> Exercise instructions:
Apart from the pictures, reproduce the data below exactly as it stands.
=== Section Start ===
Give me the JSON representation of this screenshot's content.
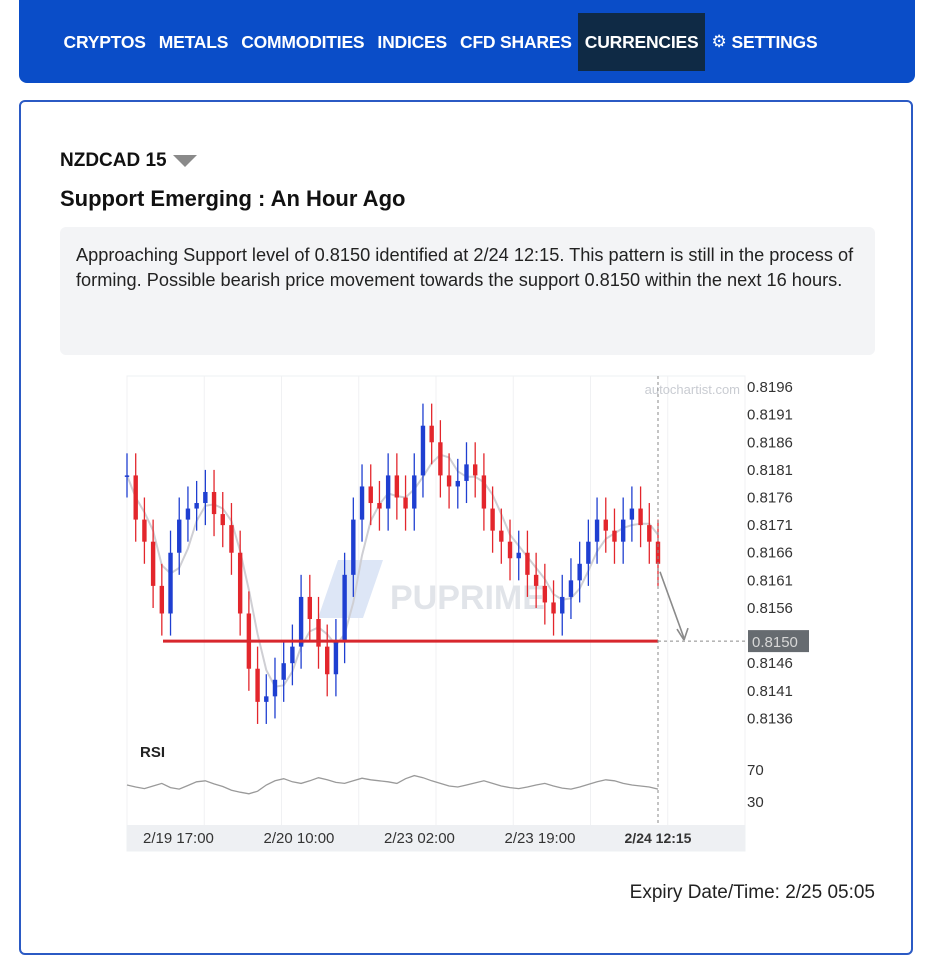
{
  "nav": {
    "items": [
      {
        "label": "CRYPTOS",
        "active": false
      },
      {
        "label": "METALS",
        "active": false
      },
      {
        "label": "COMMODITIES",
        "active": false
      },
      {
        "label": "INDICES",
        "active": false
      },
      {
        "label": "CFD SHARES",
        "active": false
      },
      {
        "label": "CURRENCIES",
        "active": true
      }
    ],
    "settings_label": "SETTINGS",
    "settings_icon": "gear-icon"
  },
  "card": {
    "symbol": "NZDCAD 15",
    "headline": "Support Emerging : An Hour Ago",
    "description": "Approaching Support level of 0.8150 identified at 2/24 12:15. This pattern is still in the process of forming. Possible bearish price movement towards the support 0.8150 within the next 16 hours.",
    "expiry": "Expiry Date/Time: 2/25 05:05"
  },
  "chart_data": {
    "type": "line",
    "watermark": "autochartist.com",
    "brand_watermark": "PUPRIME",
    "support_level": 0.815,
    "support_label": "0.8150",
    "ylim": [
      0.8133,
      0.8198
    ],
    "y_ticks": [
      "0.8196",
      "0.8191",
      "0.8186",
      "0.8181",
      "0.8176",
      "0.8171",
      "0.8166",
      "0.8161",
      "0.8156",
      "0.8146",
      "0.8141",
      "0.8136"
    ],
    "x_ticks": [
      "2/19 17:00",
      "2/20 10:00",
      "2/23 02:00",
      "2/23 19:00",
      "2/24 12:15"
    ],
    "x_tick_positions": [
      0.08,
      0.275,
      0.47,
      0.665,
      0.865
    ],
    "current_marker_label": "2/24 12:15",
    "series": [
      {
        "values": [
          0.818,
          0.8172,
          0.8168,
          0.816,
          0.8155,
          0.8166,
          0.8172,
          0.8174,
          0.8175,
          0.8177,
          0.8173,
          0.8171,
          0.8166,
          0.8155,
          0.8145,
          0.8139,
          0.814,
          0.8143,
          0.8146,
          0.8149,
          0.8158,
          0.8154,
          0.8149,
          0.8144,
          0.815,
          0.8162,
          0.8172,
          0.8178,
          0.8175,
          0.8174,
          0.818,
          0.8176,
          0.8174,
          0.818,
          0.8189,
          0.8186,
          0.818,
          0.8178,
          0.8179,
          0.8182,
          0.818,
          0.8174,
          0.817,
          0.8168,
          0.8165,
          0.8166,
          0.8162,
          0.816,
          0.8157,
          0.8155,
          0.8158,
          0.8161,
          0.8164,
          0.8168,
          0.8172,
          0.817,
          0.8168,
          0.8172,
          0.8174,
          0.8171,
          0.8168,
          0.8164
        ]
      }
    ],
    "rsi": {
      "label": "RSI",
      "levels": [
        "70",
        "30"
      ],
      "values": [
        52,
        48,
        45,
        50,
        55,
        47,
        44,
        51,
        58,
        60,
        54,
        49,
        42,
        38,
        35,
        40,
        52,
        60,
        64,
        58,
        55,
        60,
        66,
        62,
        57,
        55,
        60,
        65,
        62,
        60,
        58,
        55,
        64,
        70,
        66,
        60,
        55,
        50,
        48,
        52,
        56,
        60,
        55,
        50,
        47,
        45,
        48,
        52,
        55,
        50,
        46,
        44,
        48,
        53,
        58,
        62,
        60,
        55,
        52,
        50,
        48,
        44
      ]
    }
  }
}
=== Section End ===
> Final answer:
Give me the JSON representation of this screenshot's content.
{
  "nav": {
    "items": [
      {
        "label": "CRYPTOS",
        "active": false
      },
      {
        "label": "METALS",
        "active": false
      },
      {
        "label": "COMMODITIES",
        "active": false
      },
      {
        "label": "INDICES",
        "active": false
      },
      {
        "label": "CFD SHARES",
        "active": false
      },
      {
        "label": "CURRENCIES",
        "active": true
      }
    ],
    "settings_label": "SETTINGS",
    "settings_icon": "gear-icon"
  },
  "card": {
    "symbol": "NZDCAD 15",
    "headline": "Support Emerging : An Hour Ago",
    "description": "Approaching Support level of 0.8150 identified at 2/24 12:15. This pattern is still in the process of forming. Possible bearish price movement towards the support 0.8150 within the next 16 hours.",
    "expiry": "Expiry Date/Time: 2/25 05:05"
  },
  "chart_data": {
    "type": "line",
    "watermark": "autochartist.com",
    "brand_watermark": "PUPRIME",
    "support_level": 0.815,
    "support_label": "0.8150",
    "ylim": [
      0.8133,
      0.8198
    ],
    "y_ticks": [
      "0.8196",
      "0.8191",
      "0.8186",
      "0.8181",
      "0.8176",
      "0.8171",
      "0.8166",
      "0.8161",
      "0.8156",
      "0.8146",
      "0.8141",
      "0.8136"
    ],
    "x_ticks": [
      "2/19 17:00",
      "2/20 10:00",
      "2/23 02:00",
      "2/23 19:00",
      "2/24 12:15"
    ],
    "x_tick_positions": [
      0.08,
      0.275,
      0.47,
      0.665,
      0.865
    ],
    "current_marker_label": "2/24 12:15",
    "series": [
      {
        "values": [
          0.818,
          0.8172,
          0.8168,
          0.816,
          0.8155,
          0.8166,
          0.8172,
          0.8174,
          0.8175,
          0.8177,
          0.8173,
          0.8171,
          0.8166,
          0.8155,
          0.8145,
          0.8139,
          0.814,
          0.8143,
          0.8146,
          0.8149,
          0.8158,
          0.8154,
          0.8149,
          0.8144,
          0.815,
          0.8162,
          0.8172,
          0.8178,
          0.8175,
          0.8174,
          0.818,
          0.8176,
          0.8174,
          0.818,
          0.8189,
          0.8186,
          0.818,
          0.8178,
          0.8179,
          0.8182,
          0.818,
          0.8174,
          0.817,
          0.8168,
          0.8165,
          0.8166,
          0.8162,
          0.816,
          0.8157,
          0.8155,
          0.8158,
          0.8161,
          0.8164,
          0.8168,
          0.8172,
          0.817,
          0.8168,
          0.8172,
          0.8174,
          0.8171,
          0.8168,
          0.8164
        ]
      }
    ],
    "rsi": {
      "label": "RSI",
      "levels": [
        "70",
        "30"
      ],
      "values": [
        52,
        48,
        45,
        50,
        55,
        47,
        44,
        51,
        58,
        60,
        54,
        49,
        42,
        38,
        35,
        40,
        52,
        60,
        64,
        58,
        55,
        60,
        66,
        62,
        57,
        55,
        60,
        65,
        62,
        60,
        58,
        55,
        64,
        70,
        66,
        60,
        55,
        50,
        48,
        52,
        56,
        60,
        55,
        50,
        47,
        45,
        48,
        52,
        55,
        50,
        46,
        44,
        48,
        53,
        58,
        62,
        60,
        55,
        52,
        50,
        48,
        44
      ]
    }
  }
}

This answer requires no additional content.